Updating the Moat: Modern Risk Management Strategies for Fiduciaries
Back in the Day – the Day being as far back as the ancient Egyptian settlement of Buhen in 1860 BC – moats were excavated around castles and settlements as part of their defensive system.
In today’s terms, we would call it “risk management”. So with some editorial license, I’ll use the moat metaphor to discuss how fiduciaries can shore up their defenses and improve their governance practices. Here are a few suggestions to accomplish those objectives.
1. Appoint an individual or committee as plan administrator.
Formally designating a plan administrator is required by ERISA. Practically, it accomplishes two key things: It lays the groundwork for a clearly delineated claims procedure that might better meet the test of challenge, and it exempts the employer/plan sponsor, senior management and board of directors from being involved in any benefit disputes.
2. Carefully review the principal policy provisions of fiduciary liability insurance you have/are considering.
This includes the insuring clause, persons or organizations not insured insurance exclusions, recourse, subrogation and the deductible.
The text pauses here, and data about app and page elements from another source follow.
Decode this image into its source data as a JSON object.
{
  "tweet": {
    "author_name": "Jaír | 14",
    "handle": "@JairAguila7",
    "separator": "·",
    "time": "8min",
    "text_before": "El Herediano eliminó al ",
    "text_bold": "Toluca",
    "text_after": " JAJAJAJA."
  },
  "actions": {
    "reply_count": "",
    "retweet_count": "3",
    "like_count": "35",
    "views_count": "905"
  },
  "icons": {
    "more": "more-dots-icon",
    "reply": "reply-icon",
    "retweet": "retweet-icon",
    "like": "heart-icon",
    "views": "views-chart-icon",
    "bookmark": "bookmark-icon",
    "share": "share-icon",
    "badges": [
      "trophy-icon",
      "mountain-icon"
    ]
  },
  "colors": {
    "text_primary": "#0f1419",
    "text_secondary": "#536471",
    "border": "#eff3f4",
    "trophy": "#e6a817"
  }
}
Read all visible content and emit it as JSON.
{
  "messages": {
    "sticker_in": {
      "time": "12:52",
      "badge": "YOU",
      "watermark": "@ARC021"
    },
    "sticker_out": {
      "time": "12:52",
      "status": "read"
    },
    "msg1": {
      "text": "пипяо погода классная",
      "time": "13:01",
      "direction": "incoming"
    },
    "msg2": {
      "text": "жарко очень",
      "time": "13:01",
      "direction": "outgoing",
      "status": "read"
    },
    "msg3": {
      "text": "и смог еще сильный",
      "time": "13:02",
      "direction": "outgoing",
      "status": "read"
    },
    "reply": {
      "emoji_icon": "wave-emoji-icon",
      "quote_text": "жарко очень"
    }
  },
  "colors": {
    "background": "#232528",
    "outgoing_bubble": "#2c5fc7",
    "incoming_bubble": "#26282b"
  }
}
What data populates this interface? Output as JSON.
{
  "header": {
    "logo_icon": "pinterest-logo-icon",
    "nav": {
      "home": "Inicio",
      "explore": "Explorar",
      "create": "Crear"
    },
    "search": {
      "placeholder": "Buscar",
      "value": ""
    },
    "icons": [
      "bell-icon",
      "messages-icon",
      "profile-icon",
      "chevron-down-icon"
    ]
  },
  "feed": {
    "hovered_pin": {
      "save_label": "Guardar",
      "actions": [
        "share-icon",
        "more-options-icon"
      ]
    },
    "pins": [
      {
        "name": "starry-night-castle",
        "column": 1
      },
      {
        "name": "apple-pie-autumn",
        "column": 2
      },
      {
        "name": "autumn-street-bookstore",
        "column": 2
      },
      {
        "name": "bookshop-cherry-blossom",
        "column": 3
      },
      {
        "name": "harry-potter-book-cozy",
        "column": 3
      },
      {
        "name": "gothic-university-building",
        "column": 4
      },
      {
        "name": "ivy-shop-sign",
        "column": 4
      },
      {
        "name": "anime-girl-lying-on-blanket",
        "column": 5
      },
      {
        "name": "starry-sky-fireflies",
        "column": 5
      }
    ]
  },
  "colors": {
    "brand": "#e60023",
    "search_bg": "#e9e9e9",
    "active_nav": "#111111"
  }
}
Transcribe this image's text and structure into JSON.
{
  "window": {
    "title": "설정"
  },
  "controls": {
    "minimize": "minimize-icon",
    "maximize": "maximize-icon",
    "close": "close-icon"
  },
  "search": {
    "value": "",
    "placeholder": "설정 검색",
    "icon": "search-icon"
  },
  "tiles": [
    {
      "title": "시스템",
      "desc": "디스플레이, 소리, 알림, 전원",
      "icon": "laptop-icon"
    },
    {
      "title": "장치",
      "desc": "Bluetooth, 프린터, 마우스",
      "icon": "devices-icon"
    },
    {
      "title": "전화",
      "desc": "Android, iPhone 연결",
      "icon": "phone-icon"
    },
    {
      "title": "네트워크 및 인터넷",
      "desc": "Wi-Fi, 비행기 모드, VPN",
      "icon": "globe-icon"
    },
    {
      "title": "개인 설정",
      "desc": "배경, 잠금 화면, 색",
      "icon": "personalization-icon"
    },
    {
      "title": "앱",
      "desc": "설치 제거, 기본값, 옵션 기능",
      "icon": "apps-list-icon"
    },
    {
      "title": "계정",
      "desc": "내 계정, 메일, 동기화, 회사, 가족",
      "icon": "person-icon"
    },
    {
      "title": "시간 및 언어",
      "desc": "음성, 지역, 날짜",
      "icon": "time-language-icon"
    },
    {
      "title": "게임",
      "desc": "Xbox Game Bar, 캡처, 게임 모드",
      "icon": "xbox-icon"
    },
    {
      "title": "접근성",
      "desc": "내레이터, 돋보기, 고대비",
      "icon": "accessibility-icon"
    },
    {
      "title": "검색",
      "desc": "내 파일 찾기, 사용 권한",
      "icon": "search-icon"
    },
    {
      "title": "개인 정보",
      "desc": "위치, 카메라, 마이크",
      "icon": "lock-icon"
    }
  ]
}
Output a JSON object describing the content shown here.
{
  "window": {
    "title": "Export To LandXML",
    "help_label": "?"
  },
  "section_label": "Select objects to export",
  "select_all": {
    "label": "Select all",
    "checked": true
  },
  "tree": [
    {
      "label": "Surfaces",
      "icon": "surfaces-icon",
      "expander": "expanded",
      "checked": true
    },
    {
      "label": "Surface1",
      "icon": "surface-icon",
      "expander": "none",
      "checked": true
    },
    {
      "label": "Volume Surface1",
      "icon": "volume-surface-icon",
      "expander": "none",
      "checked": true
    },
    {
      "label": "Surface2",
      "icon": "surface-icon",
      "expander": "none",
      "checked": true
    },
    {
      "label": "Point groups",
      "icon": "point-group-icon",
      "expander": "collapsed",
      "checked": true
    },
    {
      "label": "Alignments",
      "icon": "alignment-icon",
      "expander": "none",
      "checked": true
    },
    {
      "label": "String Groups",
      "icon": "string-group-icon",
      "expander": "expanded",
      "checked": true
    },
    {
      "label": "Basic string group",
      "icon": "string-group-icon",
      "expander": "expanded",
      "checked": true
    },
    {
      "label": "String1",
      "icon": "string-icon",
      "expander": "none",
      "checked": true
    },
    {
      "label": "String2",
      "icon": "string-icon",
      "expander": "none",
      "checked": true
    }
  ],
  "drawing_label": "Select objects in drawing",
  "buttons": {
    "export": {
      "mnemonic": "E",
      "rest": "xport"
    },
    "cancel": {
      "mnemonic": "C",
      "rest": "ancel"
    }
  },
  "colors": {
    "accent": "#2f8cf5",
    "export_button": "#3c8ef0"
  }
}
Also, consider whether you are covered against ERISA civil penalties. DOL levies a 20% penalty for an amount recovered through either a court decision or settlement for breach of any fiduciary responsibility.
3. Be aware of the scope of indemnification coverage.
ERISA voids any indemnification provision that relieves a fiduciary of responsibility: A fiduciary cannot be indemnified from plan assets. DOL has interpreted that to mean that it is permissible to have an indemnification agreement between the employer and a plan fiduciary. In other words, a fiduciary can be indemnified from the assets of the employer. However, the employer's bylaws may have to be amended to provide indemnification to employees, officers or directors who are acting as fiduciaries, if permitted by state law.
4. Make sure investment responsibility has been properly delegated.
Here are a few questions to answer:
- Does the plan document expressly authorize the delegation of responsibility to an investment manager?
- Is the investment adviser a bank, registered investment adviser or an insurance company qualified under state law to manage plan assets?
- Has the named fiduciary, with respect to control or management of plan assets, appointed the investment manager?
- Most important, but often overlooked: Has the investment manager acknowledged in writing that he or she is a plan fiduciary?
If the answer to the last question is no, then you may still be responsible for the investment decisions of an otherwise qualified investment manager.
5. Understand that selection of service providers is a fiduciary decision.
Among the obvious criteria is selecting a service provider are qualifications, references and industry standing, and reasonableness of fees. Remember that there is a further fiduciary obligation to monitor your provider's performance. And, of yes, make sure that you meet the requirements of the new Department of Labor fee disclosure regulations.
6. Assume your plan will be audited.
There are two federal agencies with oversight over defined contribuion plans: the IRS oversees tax aspects of retirement plans, while DOL manages reporting, disclosure and fiduciary aspects of retirement plans.
The IRS wants to ensure that the plan actually exists; plan documents and amendments have been executed; contributions have actually been made; participation, funding, vesting and other requirements and limitations have been met; prohibited transactions have not occurred; and there are no discrepancies between the various reports filed by the employer and the plan, such as corporate tax returns, plan tax returns, W-2s and 10dstment policy statement.
Picture: Caerlaverock Castle, shown from the air, built in Scotland in approximately 1220.